# WORK INSTRUCTION
Without the pictures, return each record as it appears.

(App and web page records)
::::::::::

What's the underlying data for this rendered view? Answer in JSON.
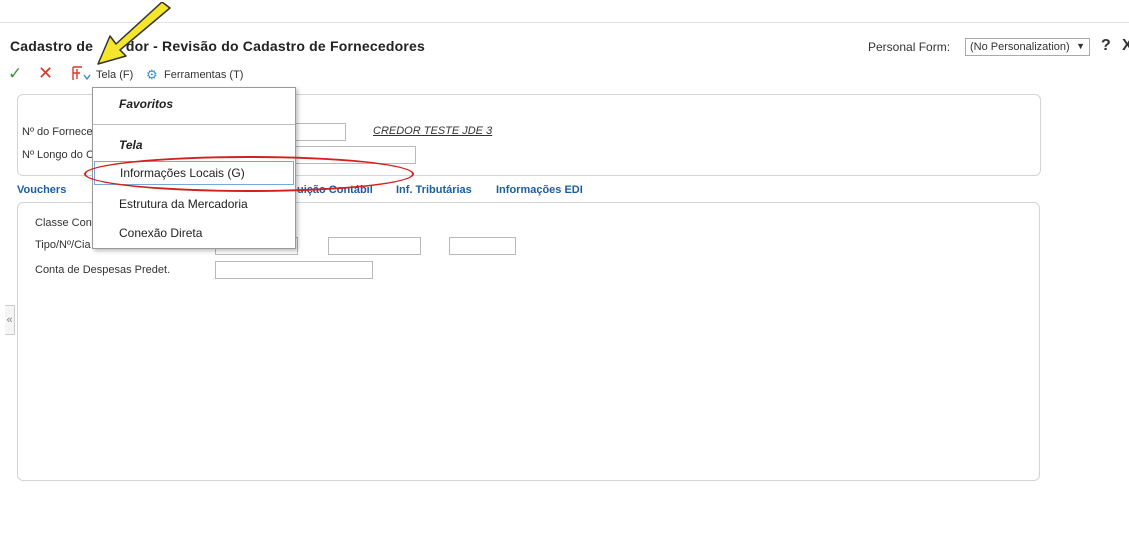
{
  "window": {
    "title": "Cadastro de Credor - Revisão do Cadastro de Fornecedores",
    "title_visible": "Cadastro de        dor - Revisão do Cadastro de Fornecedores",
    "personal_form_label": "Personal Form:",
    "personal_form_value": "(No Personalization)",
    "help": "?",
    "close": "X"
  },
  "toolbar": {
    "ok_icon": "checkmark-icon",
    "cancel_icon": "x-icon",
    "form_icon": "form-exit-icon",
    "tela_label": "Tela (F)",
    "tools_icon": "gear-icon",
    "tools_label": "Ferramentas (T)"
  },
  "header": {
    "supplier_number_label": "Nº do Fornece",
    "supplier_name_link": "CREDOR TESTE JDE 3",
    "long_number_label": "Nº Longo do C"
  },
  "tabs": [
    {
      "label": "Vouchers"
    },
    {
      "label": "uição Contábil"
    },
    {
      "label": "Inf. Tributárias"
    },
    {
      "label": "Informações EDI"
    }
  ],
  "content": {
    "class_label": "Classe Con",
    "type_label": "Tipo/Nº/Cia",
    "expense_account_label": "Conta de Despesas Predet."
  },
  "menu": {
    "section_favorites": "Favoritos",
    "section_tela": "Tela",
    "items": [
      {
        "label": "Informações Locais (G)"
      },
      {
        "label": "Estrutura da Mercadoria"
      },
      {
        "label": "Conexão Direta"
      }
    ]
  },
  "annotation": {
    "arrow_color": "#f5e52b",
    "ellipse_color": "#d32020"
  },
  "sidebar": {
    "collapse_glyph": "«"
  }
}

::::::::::

# YOUR SOLUTION
What's the underlying data for this rendered view? Answer in JSON.
{
  "window": {
    "title": "Cadastro de Credor - Revisão do Cadastro de Fornecedores",
    "title_visible": "Cadastro de        dor - Revisão do Cadastro de Fornecedores",
    "personal_form_label": "Personal Form:",
    "personal_form_value": "(No Personalization)",
    "help": "?",
    "close": "X"
  },
  "toolbar": {
    "ok_icon": "checkmark-icon",
    "cancel_icon": "x-icon",
    "form_icon": "form-exit-icon",
    "tela_label": "Tela (F)",
    "tools_icon": "gear-icon",
    "tools_label": "Ferramentas (T)"
  },
  "header": {
    "supplier_number_label": "Nº do Fornece",
    "supplier_name_link": "CREDOR TESTE JDE 3",
    "long_number_label": "Nº Longo do C"
  },
  "tabs": [
    {
      "label": "Vouchers"
    },
    {
      "label": "uição Contábil"
    },
    {
      "label": "Inf. Tributárias"
    },
    {
      "label": "Informações EDI"
    }
  ],
  "content": {
    "class_label": "Classe Con",
    "type_label": "Tipo/Nº/Cia",
    "expense_account_label": "Conta de Despesas Predet."
  },
  "menu": {
    "section_favorites": "Favoritos",
    "section_tela": "Tela",
    "items": [
      {
        "label": "Informações Locais (G)"
      },
      {
        "label": "Estrutura da Mercadoria"
      },
      {
        "label": "Conexão Direta"
      }
    ]
  },
  "annotation": {
    "arrow_color": "#f5e52b",
    "ellipse_color": "#d32020"
  },
  "sidebar": {
    "collapse_glyph": "«"
  }
}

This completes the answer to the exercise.